Published January 2007 by Delacorte Books for Young Readers
Source: Received for review from author (Thank you!)
Rating: 4 out of 5
Summary from Goodreads: Before this all happened, the closest I'd ever come to getting physical with a guy was playing the board game Operation. Okay, so maybe that sounds pathetic, but it's not like there were any guys at my high school who I cared to share more than three words with, let alone my body.
Then I met Wes, a track star senior from across town. Maybe it was his soulful blue eyes, or maybe my hormones just started raging. Either way, I was hooked. And after a while, he was too. I couldn't believe how intense my feelings became, or the fact that I was seeing—and touching—parts of the body I'd only read about in my Gray's Anatomy textbook. You could say Wes and I experienced a lot of firsts together that spring. It was scary. It was fun. It was love.
And then came the fall.
Anatomy of a Boyfriend is the first novel I've read that can be categorized as New Adult, but it's not the sexy escape that has become synonymous with the New Adult name. There is sex in Anatomy of a Boyfriend, but it's the realistic, awkward, exploratory, should-I-or-shouldn't-I type of sex. The honesty in which Snadowsky portrays Dom's foray into exploring her sexuality is probably my favorite part of the book.
Dom is a high school senior on the fast track to medical school. She's intelligent, driven, and completely clueless about guys. When she meets a cute track star at the end of her senior year she thinks he could be her first real boyfriend. What follows is the most realistic portrayal of a teenage relationship I've ever read.
Anatomy of a Boyfriend blew me away with its honesty. The book is told from Dom's perspective, and we get a front row seat to all of the highs, lows, crazy thoughts, not so crazy thoughts, and everything else that comes from your first real relationship with a guy. I saw a lot of myself in Dom, and went through a similar situation, so it was wonderful to see her relationship and feelings not romanticized in any way.

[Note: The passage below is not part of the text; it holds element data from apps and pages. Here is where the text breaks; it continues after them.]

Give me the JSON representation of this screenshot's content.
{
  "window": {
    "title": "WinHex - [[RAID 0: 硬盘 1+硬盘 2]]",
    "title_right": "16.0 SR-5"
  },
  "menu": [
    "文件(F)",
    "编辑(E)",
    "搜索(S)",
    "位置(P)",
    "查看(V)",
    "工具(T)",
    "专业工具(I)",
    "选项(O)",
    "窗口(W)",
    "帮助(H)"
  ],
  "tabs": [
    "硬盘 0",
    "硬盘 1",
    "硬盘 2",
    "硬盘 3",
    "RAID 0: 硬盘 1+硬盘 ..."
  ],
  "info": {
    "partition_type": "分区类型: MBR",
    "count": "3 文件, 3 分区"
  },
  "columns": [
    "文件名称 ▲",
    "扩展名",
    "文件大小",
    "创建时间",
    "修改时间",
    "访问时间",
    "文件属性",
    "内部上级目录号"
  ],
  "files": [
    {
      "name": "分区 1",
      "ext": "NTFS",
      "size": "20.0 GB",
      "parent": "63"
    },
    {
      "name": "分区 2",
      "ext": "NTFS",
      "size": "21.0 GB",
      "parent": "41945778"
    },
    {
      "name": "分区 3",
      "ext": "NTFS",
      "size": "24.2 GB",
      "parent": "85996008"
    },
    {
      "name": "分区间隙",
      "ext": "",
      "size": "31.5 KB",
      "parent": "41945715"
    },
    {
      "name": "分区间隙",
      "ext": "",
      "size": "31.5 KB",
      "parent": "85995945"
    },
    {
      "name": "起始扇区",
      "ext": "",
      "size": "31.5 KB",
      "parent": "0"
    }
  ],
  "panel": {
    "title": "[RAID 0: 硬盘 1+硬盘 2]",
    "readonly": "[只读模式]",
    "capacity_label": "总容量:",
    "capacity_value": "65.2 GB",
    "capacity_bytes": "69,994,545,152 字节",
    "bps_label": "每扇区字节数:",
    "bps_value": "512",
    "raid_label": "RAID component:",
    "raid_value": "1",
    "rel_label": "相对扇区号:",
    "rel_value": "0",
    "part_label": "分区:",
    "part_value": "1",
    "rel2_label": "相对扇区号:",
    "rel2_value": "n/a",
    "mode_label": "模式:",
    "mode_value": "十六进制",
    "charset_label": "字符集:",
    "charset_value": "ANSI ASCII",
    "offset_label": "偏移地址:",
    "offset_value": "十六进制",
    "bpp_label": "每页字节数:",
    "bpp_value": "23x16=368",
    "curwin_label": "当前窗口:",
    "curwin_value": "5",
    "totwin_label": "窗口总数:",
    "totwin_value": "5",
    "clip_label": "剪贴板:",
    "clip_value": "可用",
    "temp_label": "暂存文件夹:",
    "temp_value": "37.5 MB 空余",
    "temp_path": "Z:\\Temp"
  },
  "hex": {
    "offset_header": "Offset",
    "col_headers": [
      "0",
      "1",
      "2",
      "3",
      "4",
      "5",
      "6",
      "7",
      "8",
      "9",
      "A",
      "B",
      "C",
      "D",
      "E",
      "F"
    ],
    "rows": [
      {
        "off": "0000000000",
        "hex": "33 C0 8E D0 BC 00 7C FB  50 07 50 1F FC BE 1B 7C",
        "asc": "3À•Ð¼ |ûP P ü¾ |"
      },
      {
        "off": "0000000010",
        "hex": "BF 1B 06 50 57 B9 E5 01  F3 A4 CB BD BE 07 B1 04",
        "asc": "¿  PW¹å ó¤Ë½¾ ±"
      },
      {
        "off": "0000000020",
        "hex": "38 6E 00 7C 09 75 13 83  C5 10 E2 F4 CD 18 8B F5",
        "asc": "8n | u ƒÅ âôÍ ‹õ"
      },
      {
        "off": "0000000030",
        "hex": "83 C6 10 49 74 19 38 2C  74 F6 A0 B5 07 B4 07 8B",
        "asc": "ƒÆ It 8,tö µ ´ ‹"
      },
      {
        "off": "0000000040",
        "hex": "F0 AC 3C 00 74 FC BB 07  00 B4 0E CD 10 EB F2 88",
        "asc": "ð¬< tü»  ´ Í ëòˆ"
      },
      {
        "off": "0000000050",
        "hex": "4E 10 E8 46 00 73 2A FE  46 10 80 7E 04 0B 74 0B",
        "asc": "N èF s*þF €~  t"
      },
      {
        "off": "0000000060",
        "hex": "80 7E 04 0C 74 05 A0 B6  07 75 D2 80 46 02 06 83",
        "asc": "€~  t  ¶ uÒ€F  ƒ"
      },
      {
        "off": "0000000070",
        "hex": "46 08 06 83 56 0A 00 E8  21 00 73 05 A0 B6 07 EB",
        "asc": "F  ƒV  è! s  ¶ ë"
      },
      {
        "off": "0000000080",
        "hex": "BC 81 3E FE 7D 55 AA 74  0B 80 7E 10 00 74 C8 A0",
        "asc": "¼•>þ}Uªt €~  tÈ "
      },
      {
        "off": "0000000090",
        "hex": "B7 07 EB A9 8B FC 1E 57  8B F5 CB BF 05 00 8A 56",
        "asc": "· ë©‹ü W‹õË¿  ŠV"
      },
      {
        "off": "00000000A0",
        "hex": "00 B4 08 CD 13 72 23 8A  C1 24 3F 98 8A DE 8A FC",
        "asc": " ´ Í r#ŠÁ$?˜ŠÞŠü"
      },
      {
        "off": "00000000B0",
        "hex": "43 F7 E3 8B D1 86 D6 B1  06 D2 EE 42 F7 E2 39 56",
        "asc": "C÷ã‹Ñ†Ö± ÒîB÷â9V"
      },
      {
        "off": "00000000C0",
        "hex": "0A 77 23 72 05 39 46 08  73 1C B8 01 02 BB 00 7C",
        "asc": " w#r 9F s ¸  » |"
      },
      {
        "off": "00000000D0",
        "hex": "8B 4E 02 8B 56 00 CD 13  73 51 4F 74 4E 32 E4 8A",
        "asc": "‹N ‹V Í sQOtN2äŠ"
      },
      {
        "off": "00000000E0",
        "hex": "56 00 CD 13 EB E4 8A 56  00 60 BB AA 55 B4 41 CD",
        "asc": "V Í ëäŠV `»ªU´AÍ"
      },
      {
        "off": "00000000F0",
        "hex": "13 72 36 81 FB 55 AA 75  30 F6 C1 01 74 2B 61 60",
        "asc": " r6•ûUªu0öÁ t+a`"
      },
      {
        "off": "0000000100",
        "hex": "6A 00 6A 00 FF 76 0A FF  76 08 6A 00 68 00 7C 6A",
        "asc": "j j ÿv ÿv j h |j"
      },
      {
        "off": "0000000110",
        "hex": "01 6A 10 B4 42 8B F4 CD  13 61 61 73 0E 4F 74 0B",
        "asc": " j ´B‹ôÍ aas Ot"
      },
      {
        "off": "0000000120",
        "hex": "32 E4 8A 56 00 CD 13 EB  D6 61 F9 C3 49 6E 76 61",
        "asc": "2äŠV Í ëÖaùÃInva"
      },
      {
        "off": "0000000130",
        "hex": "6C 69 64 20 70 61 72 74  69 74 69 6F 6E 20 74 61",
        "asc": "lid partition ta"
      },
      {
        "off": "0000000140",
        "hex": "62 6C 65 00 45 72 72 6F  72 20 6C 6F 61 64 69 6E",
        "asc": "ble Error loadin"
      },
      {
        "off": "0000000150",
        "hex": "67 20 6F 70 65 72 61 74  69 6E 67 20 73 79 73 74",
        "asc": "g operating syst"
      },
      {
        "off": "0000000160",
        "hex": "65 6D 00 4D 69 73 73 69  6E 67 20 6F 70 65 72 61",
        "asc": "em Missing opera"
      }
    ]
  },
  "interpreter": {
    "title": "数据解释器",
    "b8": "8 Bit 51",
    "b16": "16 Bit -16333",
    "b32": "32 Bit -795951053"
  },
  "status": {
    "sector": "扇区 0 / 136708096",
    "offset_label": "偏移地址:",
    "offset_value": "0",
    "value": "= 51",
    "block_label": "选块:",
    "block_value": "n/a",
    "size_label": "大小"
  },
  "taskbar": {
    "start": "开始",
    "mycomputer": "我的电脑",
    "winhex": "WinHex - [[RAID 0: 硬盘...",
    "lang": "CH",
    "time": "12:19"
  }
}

The problems I had with Anatomy of a Boyfriend were minor, yet still merit mention. Snadowsky's writing lends itself to much more telling than showing. We learn much about Dom, her family, and her friend Amy because Dom is telling us about them instead of Snadowsky writing them in such a way that we infer these things. Though it didn't bother me, I realize that there are many who become frustrated with that style quickly. The use of now outdated technology was also sometimes distracting. The novel was published in 2007 and Snadowsky undoubtedly began writing it years prior, so the use of AOL messenger and email as primary technological communication is forgivable, if not quite relatable.
Though the love story in Anatomy of a Boyfriend is in no way revolutionary, the way Snadowsky honestly portrays the experience is. I've never related to a character in the same way I related to Dom. Though there were many times I wanted to tell her to pull herself together, I could always relate what she was feeling to a way I've felt in the past. Sometimes it was like Dom was repeating word for word some of the things I've thought to myself.
I definitely recommend this book to anyone who's gone through that first big love, you will probably see a lot of your experience in Dom's.